March 20th marks the 232nd anniversary of the birth of the Right Rev. Simon Guillaume Gabriel Brute de Remur, known to us as Servant of God Simon Brute.
He was born in Rennes, France, March 20, 1779. Brute lived through the French Revolution and all that it meant to the Church. Michael Pasquier, in his book, “Fathers on the Frontier — French Missionaries and the Roman Catholic Priesthood in the United States, 1789-1870” quotes Bishop Brute from his memoirs:2
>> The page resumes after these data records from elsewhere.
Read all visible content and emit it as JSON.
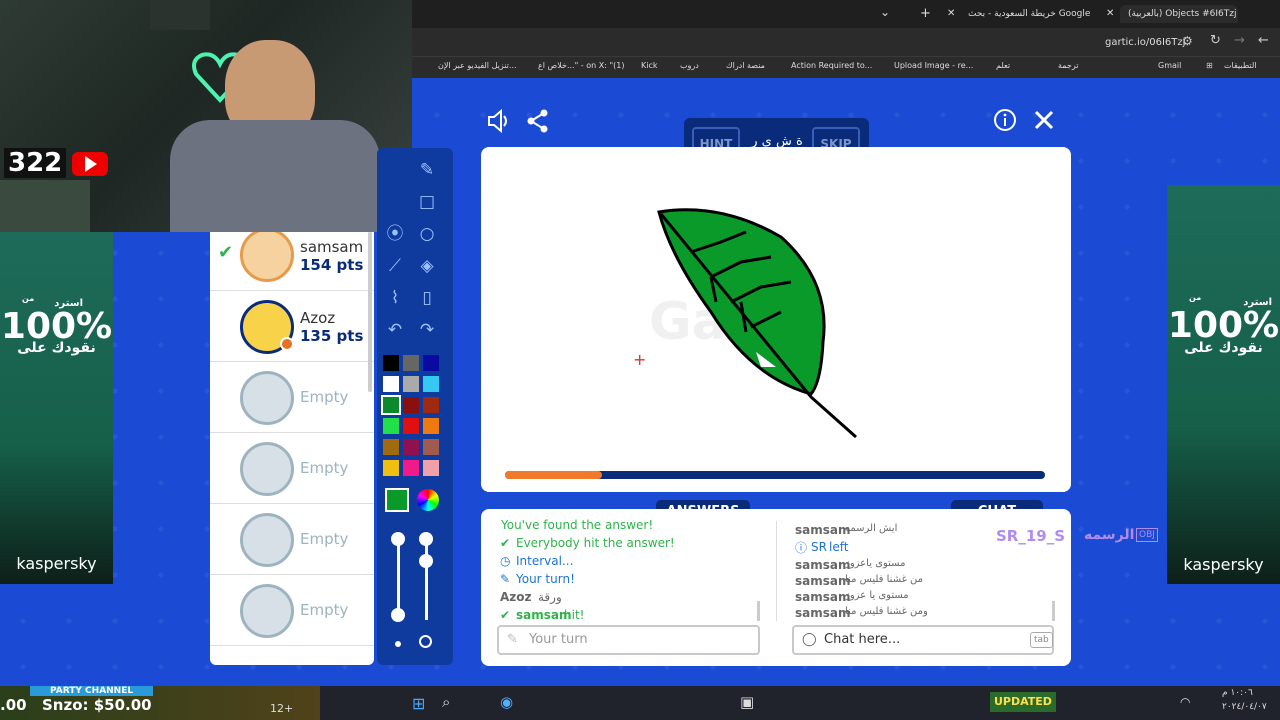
{
  "browser": {
    "tabs": [
      {
        "label": "(بالعربية) Objects #6I6Tzj"
      },
      {
        "label": "خريطة السعودية - بحث Google"
      }
    ],
    "url": "gartic.io/06I6Tzj",
    "bookmarks": [
      "التطبيقات",
      "Gmail",
      "ترجمة",
      "تعلم",
      "Upload Image - re...",
      "Action Required to...",
      "منصة ادراك",
      "دروب",
      "Kick",
      "خلاص اع...\" - on X: \"(1)",
      "تنزيل الفيديو عبر الإن..."
    ]
  },
  "stream": {
    "sub_count": "322",
    "ad_percent": "100%",
    "ad_sub": "استرد",
    "ad_line": "نقودك على",
    "ad_brand": "kaspersky",
    "ad_small": "من"
  },
  "game": {
    "word_hint": "ة ش ي ر",
    "hint_label": "HINT",
    "skip_label": "SKIP",
    "answers_header": "ANSWERS",
    "chat_header": "CHAT",
    "players": [
      {
        "name": "samsam",
        "points": "154 pts",
        "guessed": true
      },
      {
        "name": "Azoz",
        "points": "135 pts",
        "guessed": false
      },
      {
        "name": "Empty"
      },
      {
        "name": "Empty"
      },
      {
        "name": "Empty"
      },
      {
        "name": "Empty"
      }
    ],
    "answer_lines": [
      {
        "text": "You've found the answer!",
        "color": "#2fb34a"
      },
      {
        "text": "Everybody hit the answer!",
        "color": "#2fb34a"
      },
      {
        "text": "Interval...",
        "color": "#1e73d8"
      },
      {
        "text": "Your turn!",
        "color": "#1e73d8"
      },
      {
        "user": "Azoz",
        "text": "ورقة"
      },
      {
        "user": "samsam",
        "text": "hit!",
        "color": "#2fb34a"
      }
    ],
    "chat_lines": [
      {
        "user": "samsam",
        "text": "ايش الرسمه"
      },
      {
        "user": "SR",
        "text": "left",
        "color": "#1e73d8"
      },
      {
        "user": "samsam",
        "text": "مستوى ياعزوز"
      },
      {
        "user": "samsam",
        "text": "من غشنا فليس منا"
      },
      {
        "user": "samsam",
        "text": "مستوى يا عزوز"
      },
      {
        "user": "samsam",
        "text": "ومن غشنا فليس منا"
      }
    ],
    "answer_placeholder": "Your turn",
    "chat_placeholder": "Chat here...",
    "tab_key": "tab",
    "overlay_name": "SR_19_S",
    "overlay_caption": "الرسمه",
    "overlay_tag": "OBJ",
    "progress": 0.18,
    "colors": [
      "#000000",
      "#666666",
      "#0a0aa0",
      "#ffffff",
      "#aaaaaa",
      "#35c8f0",
      "#0a8a2a",
      "#8a1010",
      "#a02a10",
      "#22e04a",
      "#e01010",
      "#f07a10",
      "#a06a10",
      "#901050",
      "#a05a50",
      "#f0c010",
      "#f01a8a",
      "#f0a0a8"
    ],
    "selected_color": "#0a9a2a"
  },
  "taskbar": {
    "party_label": "PARTY CHANNEL",
    "snzo": "Snzo: $50.00",
    "left_val": ".00",
    "badge1": "12+",
    "updated": "UPDATED",
    "time": "١٠:٠٦ م",
    "date": "٢٠٢٤/٠٤/٠٧"
  }
}
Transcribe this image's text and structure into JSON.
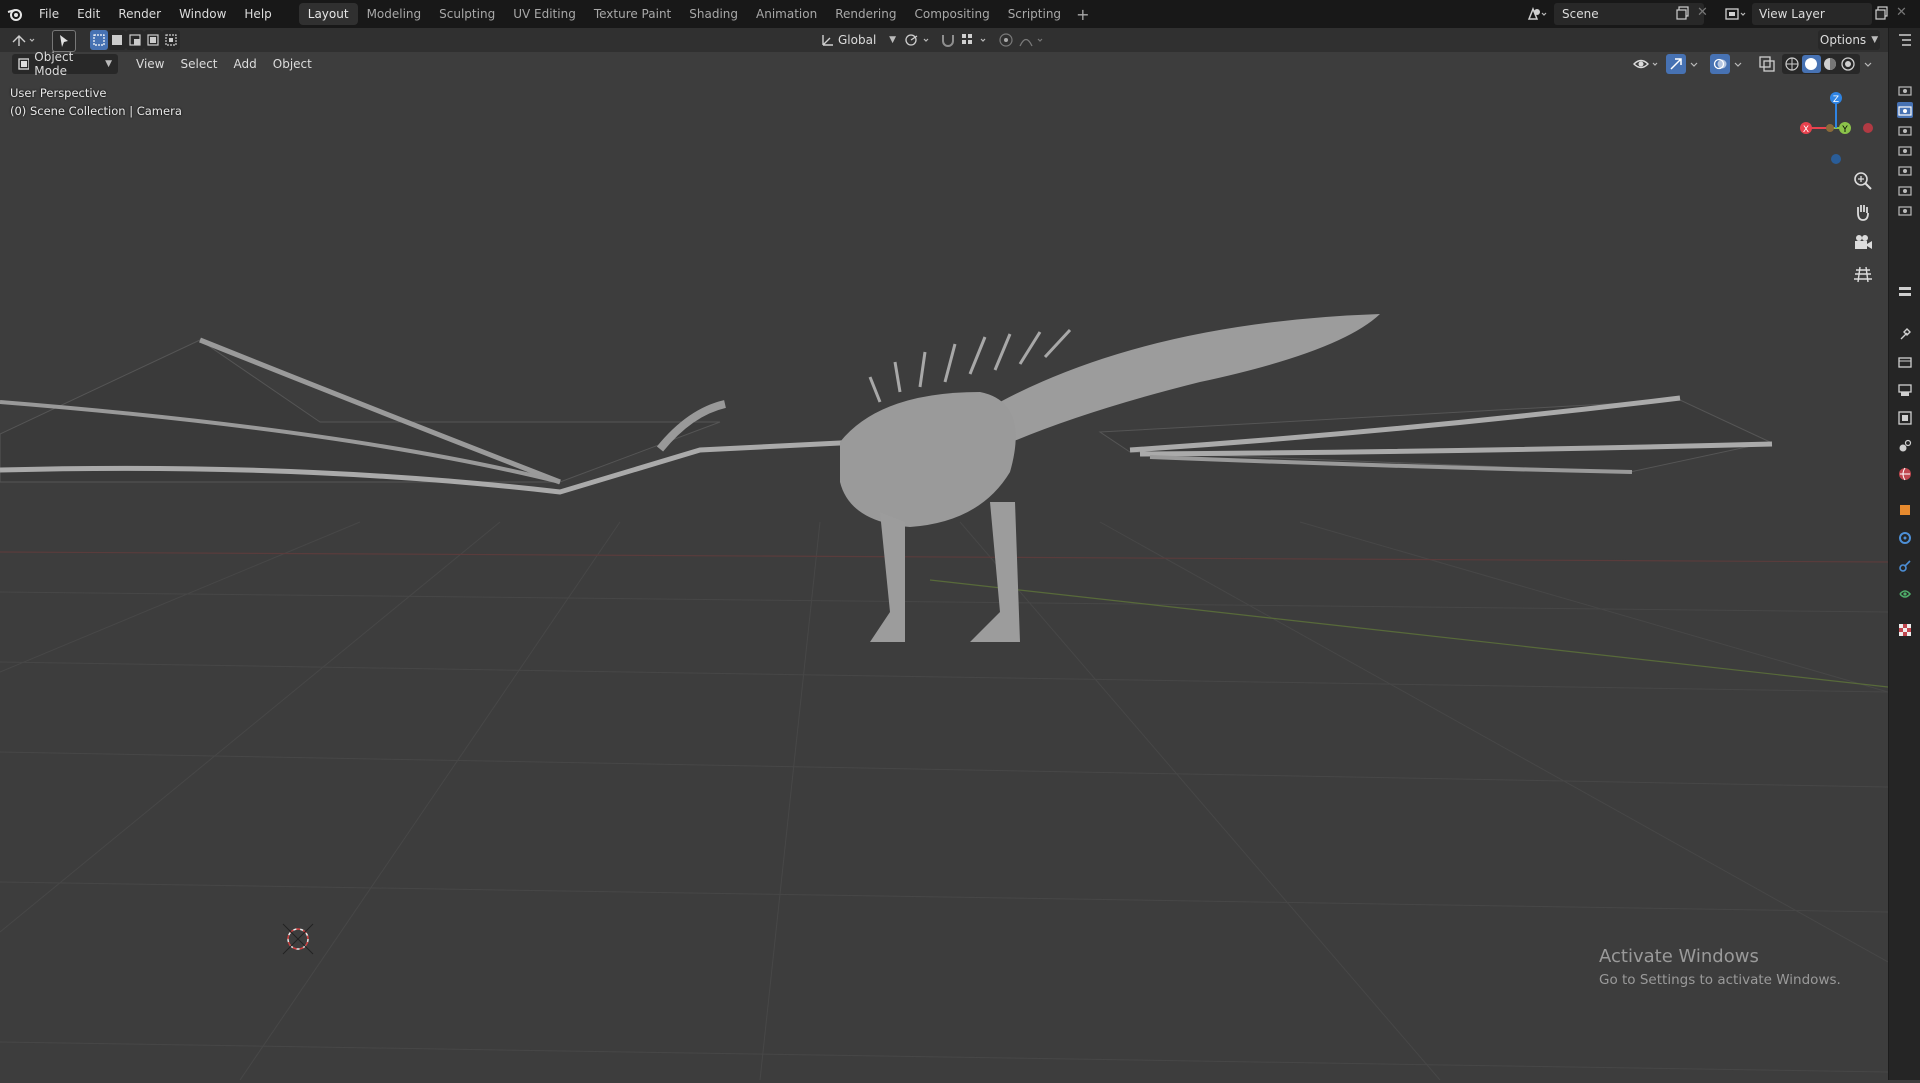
{
  "topbar": {
    "menus": [
      "File",
      "Edit",
      "Render",
      "Window",
      "Help"
    ],
    "workspace_tabs": [
      "Layout",
      "Modeling",
      "Sculpting",
      "UV Editing",
      "Texture Paint",
      "Shading",
      "Animation",
      "Rendering",
      "Compositing",
      "Scripting"
    ],
    "active_tab": "Layout",
    "add_workspace": "+",
    "scene_name": "Scene",
    "view_layer_name": "View Layer"
  },
  "toolheader": {
    "transform_orientation": "Global",
    "options_label": "Options"
  },
  "viewheader": {
    "mode": "Object Mode",
    "menus": [
      "View",
      "Select",
      "Add",
      "Object"
    ]
  },
  "viewport": {
    "perspective_label": "User Perspective",
    "collection_label": "(0) Scene Collection | Camera",
    "gizmo_axes": {
      "x": "X",
      "y": "Y",
      "z": "Z"
    },
    "colors": {
      "background": "#3d3d3d",
      "grid": "#474747",
      "x_axis": "#e8424e",
      "y_axis": "#8bc34a",
      "z_axis": "#2f84e3",
      "model": "#9a9a9a"
    }
  },
  "watermark": {
    "title": "Activate Windows",
    "subtitle": "Go to Settings to activate Windows."
  },
  "icons": {
    "blender_logo": "blender-logo-icon",
    "cursor": "3d-cursor-icon",
    "zoom": "zoom-icon",
    "pan": "hand-icon",
    "camera": "camera-view-icon",
    "ortho": "grid-toggle-icon"
  }
}
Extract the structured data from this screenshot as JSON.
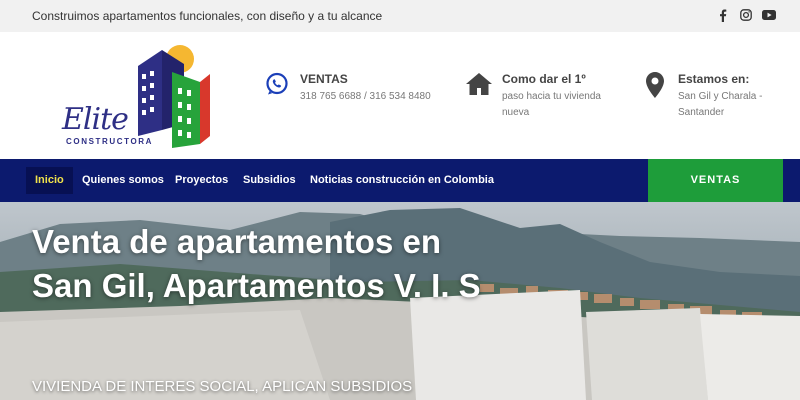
{
  "topbar": {
    "tagline": "Construimos apartamentos funcionales, con diseño y a tu alcance",
    "social": [
      "facebook-icon",
      "instagram-icon",
      "youtube-icon"
    ]
  },
  "logo": {
    "name": "Elite",
    "sub": "CONSTRUCTORA"
  },
  "info": [
    {
      "title": "VENTAS",
      "text": "318 765 6688 / 316 534 8480",
      "icon": "whatsapp-icon"
    },
    {
      "title": "Como dar el 1º",
      "text": "paso hacia tu vivienda nueva",
      "icon": "home-icon"
    },
    {
      "title": "Estamos en:",
      "text": "San Gil y Charala - Santander",
      "icon": "location-pin-icon"
    }
  ],
  "nav": {
    "items": [
      "Inicio",
      "Quienes somos",
      "Proyectos",
      "Subsidios",
      "Noticias construcción en Colombia"
    ],
    "active": "Inicio",
    "cta": "VENTAS"
  },
  "hero": {
    "title": "Venta de apartamentos en San Gil, Apartamentos V. I. S",
    "subtitle": "VIVIENDA DE INTERES SOCIAL, APLICAN SUBSIDIOS"
  },
  "colors": {
    "nav_bg": "#0c1a6e",
    "cta_bg": "#1e9d3a",
    "active_text": "#f0e14a",
    "brand_blue": "#2e2f85"
  }
}
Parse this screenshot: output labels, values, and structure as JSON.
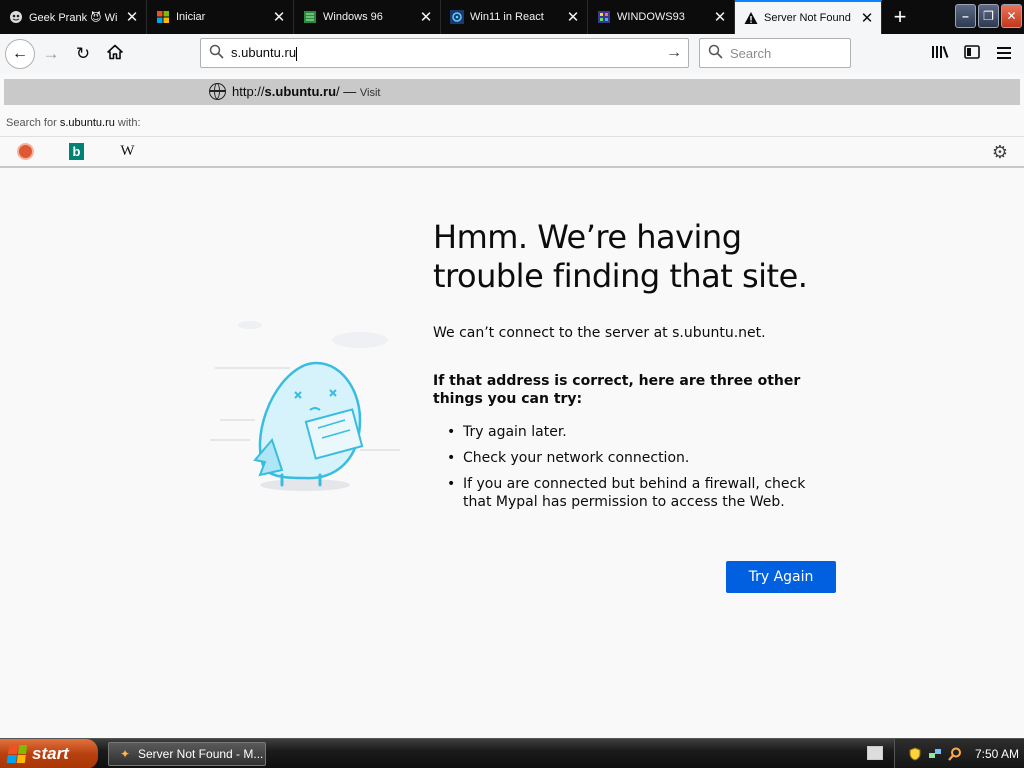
{
  "tabs": [
    {
      "title": "Geek Prank 😈 Wi",
      "favicon": "mask-icon",
      "active": false
    },
    {
      "title": "Iniciar",
      "favicon": "windows-logo-icon",
      "active": false
    },
    {
      "title": "Windows 96",
      "favicon": "windows96-icon",
      "active": false
    },
    {
      "title": "Win11 in React",
      "favicon": "react-icon",
      "active": false
    },
    {
      "title": "WINDOWS93",
      "favicon": "windows93-icon",
      "active": false
    },
    {
      "title": "Server Not Found",
      "favicon": "warning-icon",
      "active": true
    }
  ],
  "navbar": {
    "url_value": "s.ubuntu.ru",
    "search_placeholder": "Search"
  },
  "suggestion": {
    "prefix": "http://",
    "host": "s.ubuntu.ru",
    "suffix": "/",
    "dash": "—",
    "action": "Visit"
  },
  "searchfor": {
    "prefix": "Search for ",
    "term": "s.ubuntu.ru",
    "suffix": " with:"
  },
  "engines": {
    "wiki_label": "W"
  },
  "error": {
    "title": "Hmm. We’re having trouble finding that site.",
    "description": "We can’t connect to the server at s.ubuntu.net.",
    "subtitle": "If that address is correct, here are three other things you can try:",
    "tips": [
      "Try again later.",
      "Check your network connection.",
      "If you are connected but behind a firewall, check that Mypal has permission to access the Web."
    ],
    "button_label": "Try Again"
  },
  "taskbar": {
    "start_label": "start",
    "task_label": "Server Not Found - M...",
    "clock": "7:50 AM"
  },
  "colors": {
    "accent": "#0060df",
    "tab_strip": "#0c0c0d",
    "start_orange": "#b8400f"
  }
}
“As I gather up my scattered remembrances,” Simon Guillaume Gabriel Brute de Remur wrote in 1818 from Maryland, “the whole comes back to me very vividly, and I may be said to feel as I did then.” Brute-member of the Order of St. Sulpice and future bishop of the Diocese of Vincennes, Indiana-was referring to his memories and feelings associated with the French Revolution, an event that began in 1789 when he was a ten-year-old boy growing up in Rennes. Almost thirty years later, Brute recalled the “profane and systematic attempts to root out the Christian Religion from the hearts of the people and make them infidels.” The persecution of the French clergy played an important part in Brutés account of the French Revolution, as well as his attempt to lionize those priests who died or went into exile because of their refusal to abide by the articles contained in the 1790 Civil Constitution of the Clergy. …And he remembered “how sad, how desolate everything seemed without that living presence” of a priest able to administer the sacraments and celebrate mass on a regular basis. In sum, Brute thanked God for an end to the days when insult and derision of the Clergy and the ancient faith of the French nation” threatened to destroy the very fabric of Western civilization. 3

Ironically, this was, in a small sense, going to repeat itself in Indiana, at least the part about the clergy being present.

  1. Fr. Albert Ledoux, “The Life and Thought of Simon Brute Seminary Professor and Frontier Bishop” (PhD dissertation, Catholic University of America, 2005), 392. []
  2. Memoirs of the Right Reverend Simon Wm. Gabriel Brute D.D., First Bishop of Vincennes, ed. James Roosevelt Bayley (New York: D&J Sadlier & Co., 1861) []
  3. Fathers on the frontier : French missionaries and the Roman Catholic priesthood in the United States, 1789-1870 (New York : Oxford University Press, 2010) p.23-24 []